Vertebrates adapted to live in areas of humid subtropical climate around the world include mammals, birds, amphibians, reptiles and fish. In North America, examples of vertebrates include the American alligator, the Florida panther and the whooping crane. Vertebrate animals fund in South America include the coati, which is type of raccoon; the southern lapwing, the capybara, the largest rodent in the world; lizards of the genus Tupinambis and fish of the genera Bryconamericus, Characidium and Tatia.
Among invertebrates, insects are the largest group and most widely spread group. Other invertebrates found in humid subtropical climates include crustaceans, spiders, centipedes, millipedes, worms, mollusks, jellyfish, corals and starfishes. Common species found in Australia's include the eastern mouse spider (Missulena), the huntsmen spider, the paralysis tick (Ixodes holocyclus) and the centipede (Allothereua maculata). Other invertebrates found in humid subtropical areas include the snapping shrimp (Synalpheus), sea snails (Turrittela), the common leopard butterfly, the commodore butterfly (Auzakia danava) and the Indian white admiral (Limenitis trivena), found in Asia.
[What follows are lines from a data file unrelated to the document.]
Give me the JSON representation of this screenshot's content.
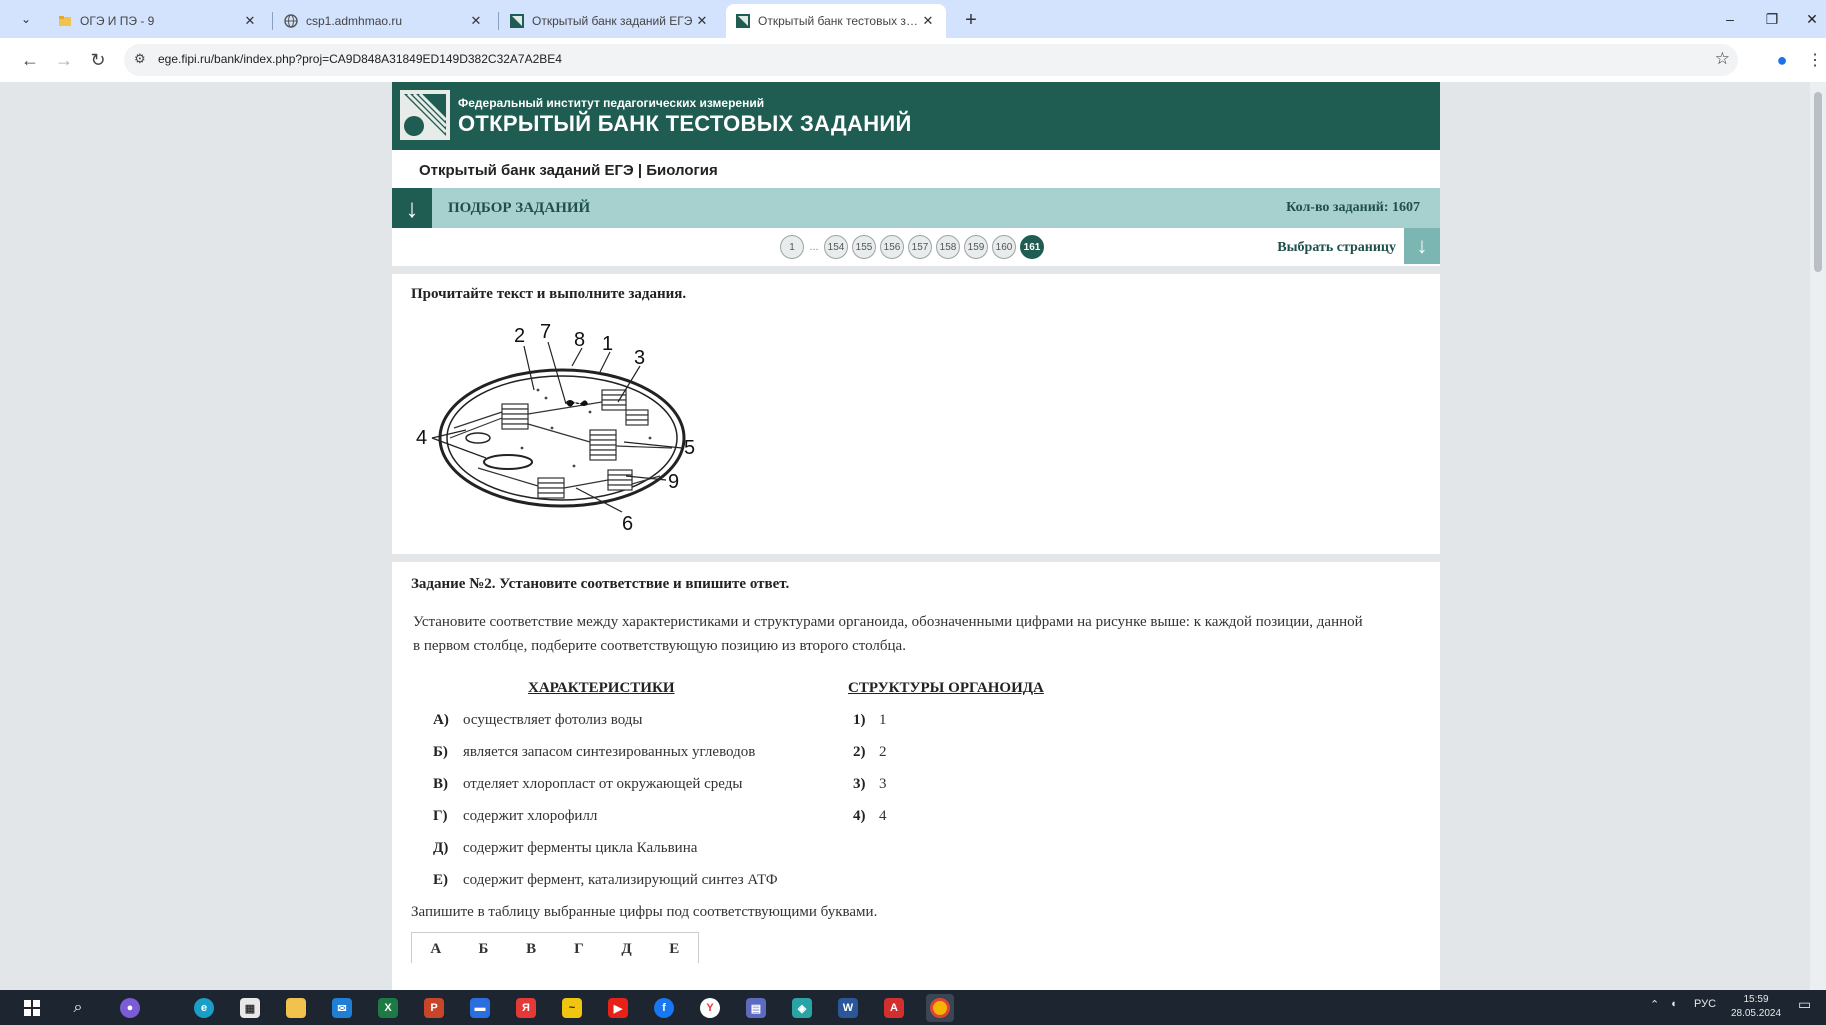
{
  "browser": {
    "tabs": [
      {
        "title": "ОГЭ И ПЭ - 9"
      },
      {
        "title": "csp1.admhmao.ru"
      },
      {
        "title": "Открытый банк заданий ЕГЭ"
      },
      {
        "title": "Открытый банк тестовых зад..."
      }
    ],
    "active_tab": 3,
    "address": "ege.fipi.ru/bank/index.php?proj=CA9D848A31849ED149D382C32A7A2BE4",
    "new_tab_label": "+",
    "window_controls": [
      "–",
      "❐",
      "✕"
    ]
  },
  "site": {
    "org_name": "Федеральный институт педагогических измерений",
    "bank_title": "ОТКРЫТЫЙ БАНК ТЕСТОВЫХ ЗАДАНИЙ",
    "subject": "Открытый банк заданий ЕГЭ | Биология",
    "select_label": "ПОДБОР ЗАДАНИЙ",
    "task_count": "Кол-во заданий: 1607",
    "pager": {
      "first": "1",
      "dots": "...",
      "pages": [
        "154",
        "155",
        "156",
        "157",
        "158",
        "159",
        "160"
      ],
      "current": "161"
    },
    "pick_page": "Выбрать страницу"
  },
  "card1": {
    "heading": "Прочитайте текст и выполните задания.",
    "diagram_labels": [
      "2",
      "7",
      "8",
      "1",
      "3",
      "4",
      "5",
      "9",
      "6"
    ]
  },
  "task": {
    "title": "Задание №2. Установите соответствие и впишите ответ.",
    "text_line1": "Установите соответствие между характеристиками и структурами органоида, обозначенными цифрами на рисунке выше: к каждой позиции, данной",
    "text_line2": "в первом столбце, подберите соответствующую позицию из второго столбца.",
    "left_header": "ХАРАКТЕРИСТИКИ",
    "right_header": "СТРУКТУРЫ ОРГАНОИДА",
    "characteristics": [
      {
        "letter": "А)",
        "text": "осуществляет фотолиз воды"
      },
      {
        "letter": "Б)",
        "text": "является запасом синтезированных углеводов"
      },
      {
        "letter": "В)",
        "text": "отделяет хлоропласт от окружающей среды"
      },
      {
        "letter": "Г)",
        "text": "содержит хлорофилл"
      },
      {
        "letter": "Д)",
        "text": "содержит ферменты цикла Кальвина"
      },
      {
        "letter": "Е)",
        "text": "содержит фермент, катализирующий синтез АТФ"
      }
    ],
    "structures": [
      {
        "num": "1)",
        "text": "1"
      },
      {
        "num": "2)",
        "text": "2"
      },
      {
        "num": "3)",
        "text": "3"
      },
      {
        "num": "4)",
        "text": "4"
      }
    ],
    "instruction": "Запишите в таблицу выбранные цифры под соответствующими буквами.",
    "answer_letters": [
      "А",
      "Б",
      "В",
      "Г",
      "Д",
      "Е"
    ]
  },
  "taskbar": {
    "language": "РУС",
    "time": "15:59",
    "date": "28.05.2024"
  },
  "colors": {
    "banner": "#1f5c52",
    "select_bar": "#a7d1cf",
    "browser_tabbar": "#d3e3fd",
    "taskbar": "#1c2530"
  }
}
Plant species found in humid subtropical climate areas are numerous and vary from one region to the next. Common species in North America include the Southern magnolia (Magnolia grandiflora), the redbay (Persea borbonia) and the marlberry Ardisia, while in South America conifers of the genus Araucaria are iconic species. The dawn redwood (Metasequoia glyptostroboides) and the tanoak (Lithocarpus densiflorus) are common in Asia, while the conifer Agathis and the cabbage tree (Cordyline australis) are found in Australia and New Zealand.
Fungus and Microorganisms
Funguses found in the humid subtropical climate can be macroscopic or microscopic. Macroscopic species include the oyster mushroom (Pleurotus ostreatus), the indigo milk cap mushroom (Lactarius indigo) and the toxic Amanita, while microscopic species are found in the genera Magnaporthe and Ophiostoma, which contain plant parasites. In addition to microscopic fungus, decomposing bacteria are also abundant in the soils of humid subtropical regions.